Task to carry out:
Search the data for the string "going", and report each line where it is found.

Data records:
■ ■ ■ ■ ■

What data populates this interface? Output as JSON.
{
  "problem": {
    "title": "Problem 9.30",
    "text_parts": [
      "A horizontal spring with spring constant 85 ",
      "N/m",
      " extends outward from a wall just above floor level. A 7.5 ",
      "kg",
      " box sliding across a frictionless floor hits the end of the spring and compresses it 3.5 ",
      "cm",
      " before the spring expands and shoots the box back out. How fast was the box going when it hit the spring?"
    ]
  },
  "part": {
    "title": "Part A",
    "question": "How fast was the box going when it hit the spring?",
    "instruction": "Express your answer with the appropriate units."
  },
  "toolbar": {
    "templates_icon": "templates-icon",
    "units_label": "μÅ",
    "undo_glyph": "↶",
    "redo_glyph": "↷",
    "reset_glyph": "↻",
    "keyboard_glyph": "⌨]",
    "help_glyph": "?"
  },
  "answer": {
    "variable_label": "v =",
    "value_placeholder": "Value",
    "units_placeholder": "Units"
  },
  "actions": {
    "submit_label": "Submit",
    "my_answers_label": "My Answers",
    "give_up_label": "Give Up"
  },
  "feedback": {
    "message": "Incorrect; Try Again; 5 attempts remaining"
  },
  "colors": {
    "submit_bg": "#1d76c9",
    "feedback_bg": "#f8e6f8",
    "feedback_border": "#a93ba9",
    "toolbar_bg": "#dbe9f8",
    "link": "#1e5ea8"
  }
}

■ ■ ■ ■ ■

Exercise output:
      " before the spring expands and shoots the box back out. How fast was the box going when it hit the spring?"
    "question": "How fast was the box going when it hit the spring?",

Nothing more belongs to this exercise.